* [EXERCISE AIM]:
A single number is the answer: the count of lines below that contain "chevron".

(Records drawn from a dataset)
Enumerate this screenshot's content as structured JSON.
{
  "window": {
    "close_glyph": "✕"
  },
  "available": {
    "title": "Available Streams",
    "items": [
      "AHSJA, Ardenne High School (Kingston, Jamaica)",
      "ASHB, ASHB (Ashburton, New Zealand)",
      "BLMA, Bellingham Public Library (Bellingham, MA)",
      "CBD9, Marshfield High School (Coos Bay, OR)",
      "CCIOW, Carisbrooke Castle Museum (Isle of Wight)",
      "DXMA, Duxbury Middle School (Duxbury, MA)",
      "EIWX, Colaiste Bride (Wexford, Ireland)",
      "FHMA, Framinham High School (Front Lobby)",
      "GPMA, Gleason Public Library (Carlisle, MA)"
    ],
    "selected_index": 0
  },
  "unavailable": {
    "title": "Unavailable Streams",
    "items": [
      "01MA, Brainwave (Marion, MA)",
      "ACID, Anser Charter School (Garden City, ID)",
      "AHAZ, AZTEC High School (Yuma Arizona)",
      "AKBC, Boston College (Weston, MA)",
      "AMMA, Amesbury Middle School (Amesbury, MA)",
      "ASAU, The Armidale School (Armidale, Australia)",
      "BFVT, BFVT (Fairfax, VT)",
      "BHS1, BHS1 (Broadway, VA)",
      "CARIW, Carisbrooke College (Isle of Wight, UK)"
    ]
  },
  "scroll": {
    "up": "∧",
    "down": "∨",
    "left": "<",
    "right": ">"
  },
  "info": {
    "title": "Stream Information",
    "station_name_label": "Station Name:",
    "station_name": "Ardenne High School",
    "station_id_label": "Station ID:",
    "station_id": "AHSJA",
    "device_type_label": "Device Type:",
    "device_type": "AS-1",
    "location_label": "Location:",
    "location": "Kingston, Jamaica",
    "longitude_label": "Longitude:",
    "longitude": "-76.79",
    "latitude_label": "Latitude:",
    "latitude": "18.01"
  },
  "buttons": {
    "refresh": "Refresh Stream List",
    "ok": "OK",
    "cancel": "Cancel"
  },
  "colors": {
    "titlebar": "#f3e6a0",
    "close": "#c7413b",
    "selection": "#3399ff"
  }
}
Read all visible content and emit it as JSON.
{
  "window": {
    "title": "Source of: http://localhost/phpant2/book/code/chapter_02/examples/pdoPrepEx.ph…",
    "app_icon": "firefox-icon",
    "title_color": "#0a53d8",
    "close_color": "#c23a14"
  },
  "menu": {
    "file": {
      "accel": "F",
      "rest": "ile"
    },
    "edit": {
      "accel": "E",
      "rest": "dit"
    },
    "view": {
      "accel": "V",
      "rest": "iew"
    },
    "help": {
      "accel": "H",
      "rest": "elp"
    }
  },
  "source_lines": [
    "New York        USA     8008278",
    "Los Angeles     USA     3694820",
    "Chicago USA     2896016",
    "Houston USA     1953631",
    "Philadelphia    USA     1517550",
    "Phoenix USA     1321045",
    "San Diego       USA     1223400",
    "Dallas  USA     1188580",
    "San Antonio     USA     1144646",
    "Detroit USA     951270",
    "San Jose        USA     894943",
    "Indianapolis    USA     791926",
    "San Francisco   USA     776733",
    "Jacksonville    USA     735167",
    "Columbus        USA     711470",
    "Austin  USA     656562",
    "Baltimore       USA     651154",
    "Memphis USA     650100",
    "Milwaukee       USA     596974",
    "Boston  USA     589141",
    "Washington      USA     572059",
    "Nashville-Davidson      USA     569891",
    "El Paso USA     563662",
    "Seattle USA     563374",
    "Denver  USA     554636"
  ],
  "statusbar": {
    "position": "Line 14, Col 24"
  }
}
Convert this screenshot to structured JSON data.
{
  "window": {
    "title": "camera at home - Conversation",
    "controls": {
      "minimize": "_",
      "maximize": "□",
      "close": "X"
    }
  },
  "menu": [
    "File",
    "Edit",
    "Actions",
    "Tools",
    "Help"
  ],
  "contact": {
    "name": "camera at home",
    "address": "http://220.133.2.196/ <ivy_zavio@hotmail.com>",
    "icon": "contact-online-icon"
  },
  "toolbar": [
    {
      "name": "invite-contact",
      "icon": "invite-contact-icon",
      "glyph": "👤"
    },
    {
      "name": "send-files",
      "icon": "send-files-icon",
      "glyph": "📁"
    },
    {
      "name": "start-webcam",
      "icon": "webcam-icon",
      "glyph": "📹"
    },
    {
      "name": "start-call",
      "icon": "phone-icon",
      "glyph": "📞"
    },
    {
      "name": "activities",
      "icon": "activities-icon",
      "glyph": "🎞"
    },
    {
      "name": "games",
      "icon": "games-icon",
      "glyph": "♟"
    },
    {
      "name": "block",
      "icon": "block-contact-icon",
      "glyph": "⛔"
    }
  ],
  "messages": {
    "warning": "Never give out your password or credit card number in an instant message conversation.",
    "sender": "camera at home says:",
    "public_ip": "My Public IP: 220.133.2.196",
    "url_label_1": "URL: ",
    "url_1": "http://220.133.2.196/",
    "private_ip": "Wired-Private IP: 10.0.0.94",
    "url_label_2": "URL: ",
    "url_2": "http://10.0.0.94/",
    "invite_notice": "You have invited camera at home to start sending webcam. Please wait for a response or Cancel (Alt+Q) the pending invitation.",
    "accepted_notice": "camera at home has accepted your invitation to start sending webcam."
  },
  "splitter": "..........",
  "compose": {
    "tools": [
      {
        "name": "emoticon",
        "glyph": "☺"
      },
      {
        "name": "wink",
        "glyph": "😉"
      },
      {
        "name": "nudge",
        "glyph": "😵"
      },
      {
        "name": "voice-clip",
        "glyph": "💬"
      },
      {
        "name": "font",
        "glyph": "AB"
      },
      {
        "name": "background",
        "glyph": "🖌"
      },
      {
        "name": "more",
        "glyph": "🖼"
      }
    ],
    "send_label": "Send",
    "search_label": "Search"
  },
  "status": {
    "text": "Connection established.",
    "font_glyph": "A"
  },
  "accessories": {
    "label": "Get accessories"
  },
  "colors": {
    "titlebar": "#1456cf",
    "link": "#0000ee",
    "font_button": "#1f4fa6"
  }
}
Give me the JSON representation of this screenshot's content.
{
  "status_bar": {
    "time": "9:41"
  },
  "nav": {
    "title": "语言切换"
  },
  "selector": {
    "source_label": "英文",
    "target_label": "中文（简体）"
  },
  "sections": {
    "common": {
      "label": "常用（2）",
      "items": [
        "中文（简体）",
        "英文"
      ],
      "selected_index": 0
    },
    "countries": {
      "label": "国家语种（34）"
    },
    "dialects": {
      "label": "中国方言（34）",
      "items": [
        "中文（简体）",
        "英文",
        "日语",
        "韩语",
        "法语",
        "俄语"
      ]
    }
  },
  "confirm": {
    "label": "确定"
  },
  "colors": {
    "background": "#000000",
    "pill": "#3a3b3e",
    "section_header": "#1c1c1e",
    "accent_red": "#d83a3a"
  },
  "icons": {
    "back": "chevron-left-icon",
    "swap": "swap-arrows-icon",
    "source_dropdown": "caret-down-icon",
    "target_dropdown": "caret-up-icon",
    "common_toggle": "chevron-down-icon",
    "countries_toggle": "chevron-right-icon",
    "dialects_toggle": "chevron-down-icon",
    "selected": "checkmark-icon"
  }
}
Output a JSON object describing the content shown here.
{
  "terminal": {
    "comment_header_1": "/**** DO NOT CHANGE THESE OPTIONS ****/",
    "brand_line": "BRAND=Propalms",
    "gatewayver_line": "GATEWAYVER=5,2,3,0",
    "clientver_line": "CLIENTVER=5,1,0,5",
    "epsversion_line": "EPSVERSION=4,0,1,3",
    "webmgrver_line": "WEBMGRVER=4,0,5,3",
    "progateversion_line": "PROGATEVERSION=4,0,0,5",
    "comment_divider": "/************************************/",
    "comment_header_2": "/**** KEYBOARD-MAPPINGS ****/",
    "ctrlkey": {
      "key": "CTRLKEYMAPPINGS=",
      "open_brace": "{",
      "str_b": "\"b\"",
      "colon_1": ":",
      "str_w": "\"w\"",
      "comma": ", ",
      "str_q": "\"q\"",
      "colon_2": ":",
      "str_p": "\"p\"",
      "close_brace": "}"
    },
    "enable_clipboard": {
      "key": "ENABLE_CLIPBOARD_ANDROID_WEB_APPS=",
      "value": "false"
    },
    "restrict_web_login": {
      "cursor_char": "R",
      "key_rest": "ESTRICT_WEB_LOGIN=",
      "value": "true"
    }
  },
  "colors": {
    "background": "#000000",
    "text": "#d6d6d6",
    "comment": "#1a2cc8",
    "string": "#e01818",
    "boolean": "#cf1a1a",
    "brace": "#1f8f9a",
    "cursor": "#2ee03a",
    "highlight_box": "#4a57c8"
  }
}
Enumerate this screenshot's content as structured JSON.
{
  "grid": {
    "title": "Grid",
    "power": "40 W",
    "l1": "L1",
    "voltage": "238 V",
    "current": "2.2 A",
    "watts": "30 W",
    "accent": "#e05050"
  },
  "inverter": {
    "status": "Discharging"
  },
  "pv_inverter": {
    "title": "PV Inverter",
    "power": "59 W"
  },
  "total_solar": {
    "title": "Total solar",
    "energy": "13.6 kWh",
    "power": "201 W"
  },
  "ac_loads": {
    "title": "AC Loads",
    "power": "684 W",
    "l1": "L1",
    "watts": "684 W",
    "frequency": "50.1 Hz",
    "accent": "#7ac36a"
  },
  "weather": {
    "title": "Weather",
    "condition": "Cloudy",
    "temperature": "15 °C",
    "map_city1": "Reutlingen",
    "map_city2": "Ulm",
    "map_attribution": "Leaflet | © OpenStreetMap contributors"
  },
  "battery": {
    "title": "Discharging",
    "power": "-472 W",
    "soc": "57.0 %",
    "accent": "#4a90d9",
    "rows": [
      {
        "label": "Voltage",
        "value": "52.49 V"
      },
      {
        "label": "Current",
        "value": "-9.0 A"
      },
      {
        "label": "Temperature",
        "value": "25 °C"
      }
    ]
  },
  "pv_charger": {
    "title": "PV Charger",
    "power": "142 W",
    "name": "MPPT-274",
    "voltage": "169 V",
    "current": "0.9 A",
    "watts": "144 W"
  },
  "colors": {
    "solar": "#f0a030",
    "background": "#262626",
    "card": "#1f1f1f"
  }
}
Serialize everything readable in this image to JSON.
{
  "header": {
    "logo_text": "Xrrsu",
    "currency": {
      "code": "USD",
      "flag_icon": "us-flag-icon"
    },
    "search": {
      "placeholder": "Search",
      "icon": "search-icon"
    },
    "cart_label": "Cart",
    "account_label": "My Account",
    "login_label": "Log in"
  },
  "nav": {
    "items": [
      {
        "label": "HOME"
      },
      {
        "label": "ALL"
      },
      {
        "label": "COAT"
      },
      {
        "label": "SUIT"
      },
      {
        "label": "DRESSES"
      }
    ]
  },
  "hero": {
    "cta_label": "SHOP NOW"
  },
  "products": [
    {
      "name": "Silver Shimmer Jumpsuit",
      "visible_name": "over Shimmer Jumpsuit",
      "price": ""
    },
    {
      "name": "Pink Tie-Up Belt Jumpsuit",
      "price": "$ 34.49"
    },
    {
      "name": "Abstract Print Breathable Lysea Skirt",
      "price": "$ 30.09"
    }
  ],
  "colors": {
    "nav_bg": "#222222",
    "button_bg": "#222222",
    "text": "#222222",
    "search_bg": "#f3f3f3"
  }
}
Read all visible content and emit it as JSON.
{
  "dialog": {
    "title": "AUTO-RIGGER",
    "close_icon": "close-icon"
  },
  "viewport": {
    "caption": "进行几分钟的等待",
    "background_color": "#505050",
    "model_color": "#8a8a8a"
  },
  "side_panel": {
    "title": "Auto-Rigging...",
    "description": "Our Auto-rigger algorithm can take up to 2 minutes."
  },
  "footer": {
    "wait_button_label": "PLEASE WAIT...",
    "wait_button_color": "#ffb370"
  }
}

* [TASK SOLUTION]:
4